▶ [Exercise objective]: Entries follow. Return each line that contains the word "from".

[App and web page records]

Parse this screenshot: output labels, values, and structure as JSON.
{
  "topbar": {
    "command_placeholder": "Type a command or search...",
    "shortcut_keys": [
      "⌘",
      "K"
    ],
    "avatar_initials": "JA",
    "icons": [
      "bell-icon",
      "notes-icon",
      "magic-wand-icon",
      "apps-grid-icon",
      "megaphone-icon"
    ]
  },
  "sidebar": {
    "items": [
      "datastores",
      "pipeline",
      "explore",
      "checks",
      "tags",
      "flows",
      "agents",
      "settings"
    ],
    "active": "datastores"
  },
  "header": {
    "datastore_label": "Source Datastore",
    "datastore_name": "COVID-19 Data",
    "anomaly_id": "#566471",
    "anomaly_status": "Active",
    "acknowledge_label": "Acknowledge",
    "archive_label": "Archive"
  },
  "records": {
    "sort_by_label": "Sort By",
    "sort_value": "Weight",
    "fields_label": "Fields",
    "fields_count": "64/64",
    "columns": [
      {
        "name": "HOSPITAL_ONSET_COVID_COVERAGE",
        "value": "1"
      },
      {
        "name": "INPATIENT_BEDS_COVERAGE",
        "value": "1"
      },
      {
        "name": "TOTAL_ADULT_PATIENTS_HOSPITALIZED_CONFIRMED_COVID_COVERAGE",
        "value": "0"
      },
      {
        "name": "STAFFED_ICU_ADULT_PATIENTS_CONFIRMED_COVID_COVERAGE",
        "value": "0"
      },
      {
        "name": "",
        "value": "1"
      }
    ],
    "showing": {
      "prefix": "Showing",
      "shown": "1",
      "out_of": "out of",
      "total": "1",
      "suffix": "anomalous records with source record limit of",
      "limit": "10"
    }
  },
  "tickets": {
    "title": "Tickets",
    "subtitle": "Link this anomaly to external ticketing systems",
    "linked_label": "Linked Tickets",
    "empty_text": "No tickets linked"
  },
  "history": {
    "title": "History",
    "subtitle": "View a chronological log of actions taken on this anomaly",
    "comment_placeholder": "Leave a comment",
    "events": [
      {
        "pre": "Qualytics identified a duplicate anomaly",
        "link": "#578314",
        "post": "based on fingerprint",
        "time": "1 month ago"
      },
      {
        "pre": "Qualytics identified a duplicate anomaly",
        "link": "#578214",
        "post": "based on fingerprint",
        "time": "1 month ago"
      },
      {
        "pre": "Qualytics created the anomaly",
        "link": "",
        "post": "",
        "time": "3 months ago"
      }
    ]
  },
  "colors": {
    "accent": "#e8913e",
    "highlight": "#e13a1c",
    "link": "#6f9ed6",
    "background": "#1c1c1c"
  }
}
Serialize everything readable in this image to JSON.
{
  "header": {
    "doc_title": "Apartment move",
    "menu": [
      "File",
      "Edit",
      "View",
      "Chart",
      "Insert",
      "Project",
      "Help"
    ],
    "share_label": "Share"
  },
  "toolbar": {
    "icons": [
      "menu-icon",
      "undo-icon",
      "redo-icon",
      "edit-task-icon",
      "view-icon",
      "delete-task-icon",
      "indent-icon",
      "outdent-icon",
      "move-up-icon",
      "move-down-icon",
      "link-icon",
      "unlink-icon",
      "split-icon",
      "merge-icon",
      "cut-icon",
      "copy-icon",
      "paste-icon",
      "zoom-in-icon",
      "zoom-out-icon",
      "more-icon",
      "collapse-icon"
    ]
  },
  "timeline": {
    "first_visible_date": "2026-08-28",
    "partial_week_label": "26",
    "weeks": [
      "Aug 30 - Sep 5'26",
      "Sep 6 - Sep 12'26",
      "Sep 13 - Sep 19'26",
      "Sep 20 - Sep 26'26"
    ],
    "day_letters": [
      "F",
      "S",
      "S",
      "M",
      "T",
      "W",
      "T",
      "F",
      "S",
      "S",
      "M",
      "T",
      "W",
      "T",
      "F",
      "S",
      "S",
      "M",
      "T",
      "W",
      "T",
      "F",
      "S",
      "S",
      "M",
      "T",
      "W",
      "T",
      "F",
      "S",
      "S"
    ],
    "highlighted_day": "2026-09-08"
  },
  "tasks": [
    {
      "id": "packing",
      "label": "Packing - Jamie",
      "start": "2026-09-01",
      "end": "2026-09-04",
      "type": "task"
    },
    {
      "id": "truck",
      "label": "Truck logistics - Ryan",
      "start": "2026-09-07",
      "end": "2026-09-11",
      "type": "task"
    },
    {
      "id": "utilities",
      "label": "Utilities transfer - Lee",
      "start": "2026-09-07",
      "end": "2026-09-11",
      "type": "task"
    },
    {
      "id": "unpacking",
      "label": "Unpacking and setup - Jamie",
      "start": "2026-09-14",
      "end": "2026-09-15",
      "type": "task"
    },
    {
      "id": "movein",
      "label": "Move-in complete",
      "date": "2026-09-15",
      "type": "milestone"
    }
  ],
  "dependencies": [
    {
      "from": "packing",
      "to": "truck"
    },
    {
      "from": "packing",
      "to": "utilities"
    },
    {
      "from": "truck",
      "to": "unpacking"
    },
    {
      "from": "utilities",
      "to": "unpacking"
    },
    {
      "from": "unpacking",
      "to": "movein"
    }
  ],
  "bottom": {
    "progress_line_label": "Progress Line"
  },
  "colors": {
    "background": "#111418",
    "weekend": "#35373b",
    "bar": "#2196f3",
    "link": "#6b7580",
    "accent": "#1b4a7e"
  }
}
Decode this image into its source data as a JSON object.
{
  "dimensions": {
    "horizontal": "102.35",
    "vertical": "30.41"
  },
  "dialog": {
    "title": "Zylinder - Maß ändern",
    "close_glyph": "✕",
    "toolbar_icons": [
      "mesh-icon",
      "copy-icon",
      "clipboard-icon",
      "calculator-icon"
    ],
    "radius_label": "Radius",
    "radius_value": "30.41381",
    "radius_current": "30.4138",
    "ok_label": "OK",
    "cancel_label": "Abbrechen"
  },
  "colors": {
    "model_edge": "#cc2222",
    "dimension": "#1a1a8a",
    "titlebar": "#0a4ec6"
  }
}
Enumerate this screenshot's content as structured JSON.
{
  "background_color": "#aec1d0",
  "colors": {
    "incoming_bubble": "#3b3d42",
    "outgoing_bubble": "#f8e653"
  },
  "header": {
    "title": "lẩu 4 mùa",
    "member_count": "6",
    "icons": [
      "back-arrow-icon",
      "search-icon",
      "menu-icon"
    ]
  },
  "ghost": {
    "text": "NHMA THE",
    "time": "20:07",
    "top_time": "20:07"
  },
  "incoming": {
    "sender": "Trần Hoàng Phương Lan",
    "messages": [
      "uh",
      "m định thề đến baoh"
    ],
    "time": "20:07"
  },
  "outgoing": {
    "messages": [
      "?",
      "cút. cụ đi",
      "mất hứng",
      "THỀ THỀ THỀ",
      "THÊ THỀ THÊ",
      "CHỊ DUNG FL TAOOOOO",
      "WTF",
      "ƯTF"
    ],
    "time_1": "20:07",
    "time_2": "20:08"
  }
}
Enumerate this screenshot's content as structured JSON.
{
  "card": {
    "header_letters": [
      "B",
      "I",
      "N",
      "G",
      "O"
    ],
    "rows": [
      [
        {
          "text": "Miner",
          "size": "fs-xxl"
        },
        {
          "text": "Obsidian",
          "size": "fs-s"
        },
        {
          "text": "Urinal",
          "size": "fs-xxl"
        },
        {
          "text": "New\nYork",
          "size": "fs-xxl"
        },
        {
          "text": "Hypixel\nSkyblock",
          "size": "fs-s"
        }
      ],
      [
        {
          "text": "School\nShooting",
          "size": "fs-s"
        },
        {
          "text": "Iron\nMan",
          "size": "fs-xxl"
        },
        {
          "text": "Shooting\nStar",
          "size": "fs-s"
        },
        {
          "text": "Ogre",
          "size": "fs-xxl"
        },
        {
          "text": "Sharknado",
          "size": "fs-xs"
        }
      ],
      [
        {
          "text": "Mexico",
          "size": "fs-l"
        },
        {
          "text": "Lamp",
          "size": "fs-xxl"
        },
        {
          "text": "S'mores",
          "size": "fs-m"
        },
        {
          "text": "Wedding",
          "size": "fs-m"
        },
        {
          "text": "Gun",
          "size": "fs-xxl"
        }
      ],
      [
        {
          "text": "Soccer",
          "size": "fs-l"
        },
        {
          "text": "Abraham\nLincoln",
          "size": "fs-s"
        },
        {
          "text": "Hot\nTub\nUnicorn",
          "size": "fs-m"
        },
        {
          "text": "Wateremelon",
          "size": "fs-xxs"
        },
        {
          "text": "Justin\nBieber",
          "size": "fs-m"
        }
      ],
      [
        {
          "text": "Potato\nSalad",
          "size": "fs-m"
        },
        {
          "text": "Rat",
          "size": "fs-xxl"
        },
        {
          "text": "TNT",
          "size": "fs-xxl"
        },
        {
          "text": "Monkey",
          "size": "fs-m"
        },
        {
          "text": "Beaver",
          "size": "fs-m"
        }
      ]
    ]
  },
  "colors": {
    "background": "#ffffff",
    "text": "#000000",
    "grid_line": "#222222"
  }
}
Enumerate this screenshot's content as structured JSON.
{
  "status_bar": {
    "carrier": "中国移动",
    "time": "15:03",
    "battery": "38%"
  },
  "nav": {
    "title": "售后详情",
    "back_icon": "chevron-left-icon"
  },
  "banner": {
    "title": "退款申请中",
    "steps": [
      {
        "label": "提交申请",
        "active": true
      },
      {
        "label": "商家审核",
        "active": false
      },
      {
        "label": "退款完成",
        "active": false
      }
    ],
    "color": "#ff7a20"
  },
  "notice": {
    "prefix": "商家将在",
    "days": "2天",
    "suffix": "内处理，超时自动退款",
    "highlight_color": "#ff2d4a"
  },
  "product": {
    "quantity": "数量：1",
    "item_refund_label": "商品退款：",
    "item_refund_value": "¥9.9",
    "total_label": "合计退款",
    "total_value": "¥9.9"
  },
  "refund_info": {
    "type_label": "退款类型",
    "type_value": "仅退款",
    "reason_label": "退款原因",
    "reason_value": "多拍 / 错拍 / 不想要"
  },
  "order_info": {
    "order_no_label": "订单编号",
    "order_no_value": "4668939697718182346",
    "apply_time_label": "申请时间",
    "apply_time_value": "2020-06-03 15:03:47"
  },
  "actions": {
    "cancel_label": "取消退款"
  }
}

▶ [Result below]:
      "from": "packing",
      "from": "packing",
      "from": "truck",
      "from": "utilities",
      "from": "unpacking",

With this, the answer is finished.